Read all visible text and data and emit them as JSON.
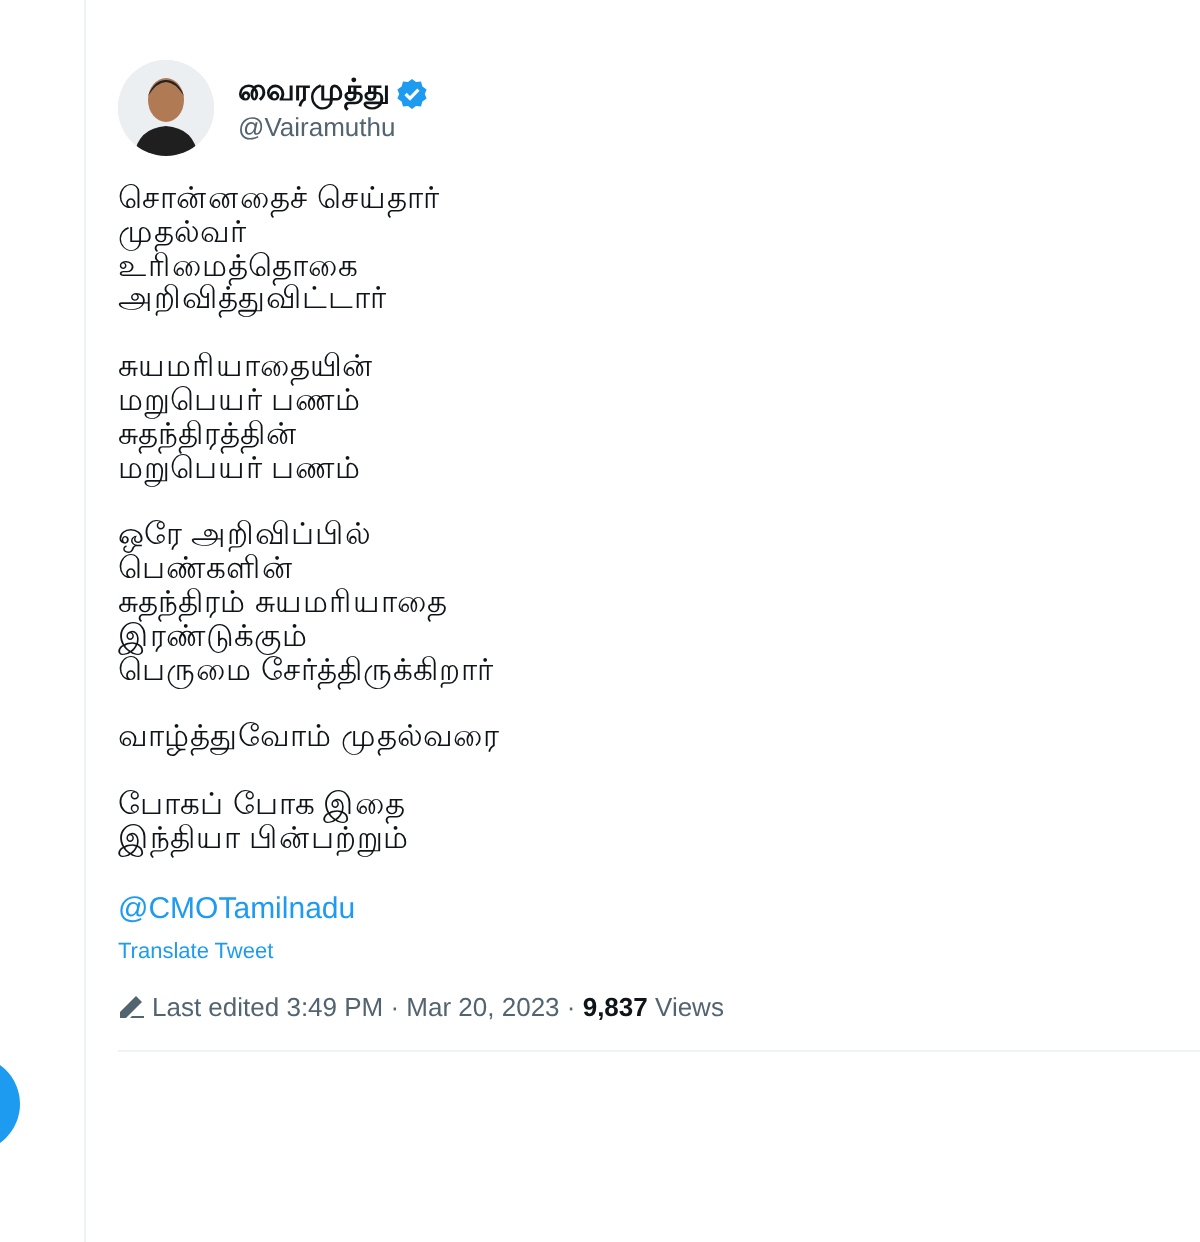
{
  "author": {
    "name": "வைரமுத்து",
    "handle": "@Vairamuthu",
    "verified": true
  },
  "stanzas": [
    [
      "சொன்னதைச் செய்தார்",
      "முதல்வர்",
      "உரிமைத்தொகை",
      "அறிவித்துவிட்டார்"
    ],
    [
      "சுயமரியாதையின்",
      "மறுபெயர் பணம்",
      "சுதந்திரத்தின்",
      "மறுபெயர் பணம்"
    ],
    [
      "ஒரே அறிவிப்பில்",
      "பெண்களின்",
      "சுதந்திரம் சுயமரியாதை",
      "இரண்டுக்கும்",
      "பெருமை சேர்த்திருக்கிறார்"
    ],
    [
      "வாழ்த்துவோம் முதல்வரை"
    ],
    [
      "போகப் போக இதை",
      "இந்தியா பின்பற்றும்"
    ]
  ],
  "mention": "@CMOTamilnadu",
  "translate": "Translate Tweet",
  "meta": "Last edited 3:49 PM · Mar 20, 2023 · **9,837** Views"
}
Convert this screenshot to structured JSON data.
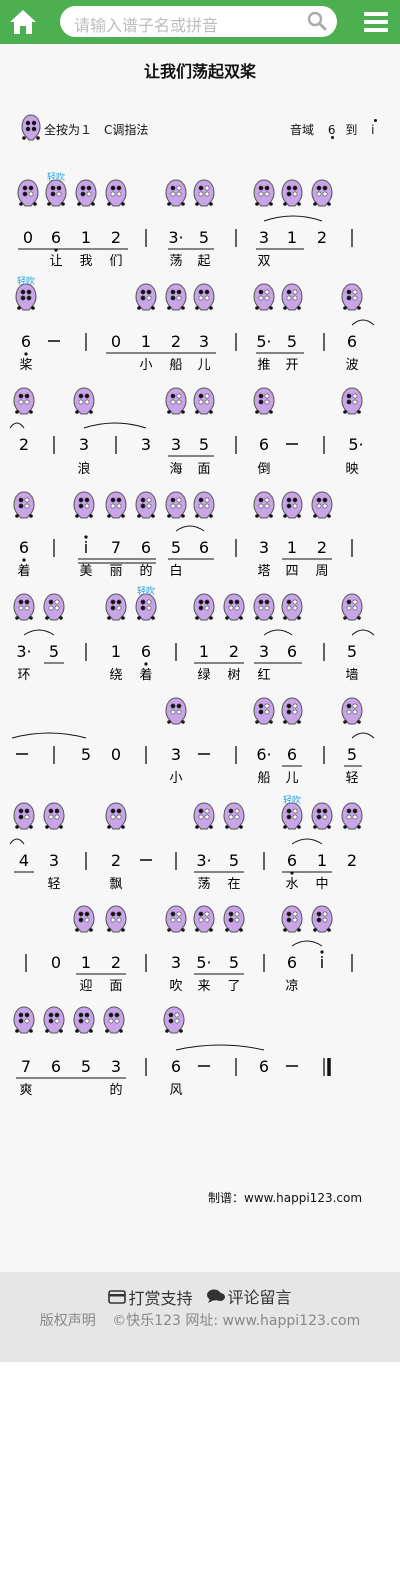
{
  "header": {
    "search_placeholder": "请输入谱子名或拼音",
    "icons": [
      "home-icon",
      "search-icon",
      "menu-icon"
    ]
  },
  "score": {
    "title": "让我们荡起双桨",
    "fingering_note": "全按为１　C调指法",
    "range_label": "音域",
    "range_from": "6",
    "range_to_word": "到",
    "range_to": "i",
    "breath_mark": "轻吹",
    "maker": "制谱：www.happi123.com",
    "colors": {
      "ocarina_fill": "#c8a4e8",
      "ocarina_stroke": "#555",
      "breath": "#1ea0e6",
      "green": "#4caf50"
    }
  },
  "lyrics": {
    "r1": [
      "让",
      "我",
      "们",
      "荡",
      "起",
      "双"
    ],
    "r2": [
      "桨",
      "小",
      "船",
      "儿",
      "推",
      "开",
      "波"
    ],
    "r3": [
      "浪",
      "海",
      "面",
      "倒",
      "映"
    ],
    "r4": [
      "着",
      "美",
      "丽",
      "的",
      "白",
      "塔",
      "四",
      "周"
    ],
    "r5": [
      "环",
      "绕",
      "着",
      "绿",
      "树",
      "红",
      "墙"
    ],
    "r6": [
      "小",
      "船",
      "儿",
      "轻"
    ],
    "r7": [
      "轻",
      "飘",
      "荡",
      "在",
      "水",
      "中"
    ],
    "r8": [
      "迎",
      "面",
      "吹",
      "来",
      "了",
      "凉"
    ],
    "r9": [
      "爽",
      "的",
      "风"
    ]
  },
  "footer": {
    "reward": "打赏支持",
    "comment": "评论留言",
    "copyright": "版权声明",
    "site": "©快乐123 网址: www.happi123.com"
  }
}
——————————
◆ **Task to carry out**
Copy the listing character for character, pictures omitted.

◆ **Task solution**
Read all visible text and data and emit them as JSON.
{
  "author": {
    "name": "வைரமுத்து",
    "handle": "@Vairamuthu",
    "verified": true
  },
  "stanzas": [
    [
      "சொன்னதைச் செய்தார்",
      "முதல்வர்",
      "உரிமைத்தொகை",
      "அறிவித்துவிட்டார்"
    ],
    [
      "சுயமரியாதையின்",
      "மறுபெயர் பணம்",
      "சுதந்திரத்தின்",
      "மறுபெயர் பணம்"
    ],
    [
      "ஒரே அறிவிப்பில்",
      "பெண்களின்",
      "சுதந்திரம் சுயமரியாதை",
      "இரண்டுக்கும்",
      "பெருமை சேர்த்திருக்கிறார்"
    ],
    [
      "வாழ்த்துவோம் முதல்வரை"
    ],
    [
      "போகப் போக இதை",
      "இந்தியா பின்பற்றும்"
    ]
  ],
  "mention": "@CMOTamilnadu",
  "translate": "Translate Tweet",
  "meta": "Last edited 3:49 PM · Mar 20, 2023 · **9,837** Views"
}
Convert this screenshot to structured JSON data.
{
  "header": {
    "search_placeholder": "请输入谱子名或拼音",
    "icons": [
      "home-icon",
      "search-icon",
      "menu-icon"
    ]
  },
  "score": {
    "title": "让我们荡起双桨",
    "fingering_note": "全按为１　C调指法",
    "range_label": "音域",
    "range_from": "6",
    "range_to_word": "到",
    "range_to": "i",
    "breath_mark": "轻吹",
    "maker": "制谱：www.happi123.com",
    "colors": {
      "ocarina_fill": "#c8a4e8",
      "ocarina_stroke": "#555",
      "breath": "#1ea0e6",
      "green": "#4caf50"
    }
  },
  "lyrics": {
    "r1": [
      "让",
      "我",
      "们",
      "荡",
      "起",
      "双"
    ],
    "r2": [
      "桨",
      "小",
      "船",
      "儿",
      "推",
      "开",
      "波"
    ],
    "r3": [
      "浪",
      "海",
      "面",
      "倒",
      "映"
    ],
    "r4": [
      "着",
      "美",
      "丽",
      "的",
      "白",
      "塔",
      "四",
      "周"
    ],
    "r5": [
      "环",
      "绕",
      "着",
      "绿",
      "树",
      "红",
      "墙"
    ],
    "r6": [
      "小",
      "船",
      "儿",
      "轻"
    ],
    "r7": [
      "轻",
      "飘",
      "荡",
      "在",
      "水",
      "中"
    ],
    "r8": [
      "迎",
      "面",
      "吹",
      "来",
      "了",
      "凉"
    ],
    "r9": [
      "爽",
      "的",
      "风"
    ]
  },
  "footer": {
    "reward": "打赏支持",
    "comment": "评论留言",
    "copyright": "版权声明",
    "site": "©快乐123 网址: www.happi123.com"
  }
}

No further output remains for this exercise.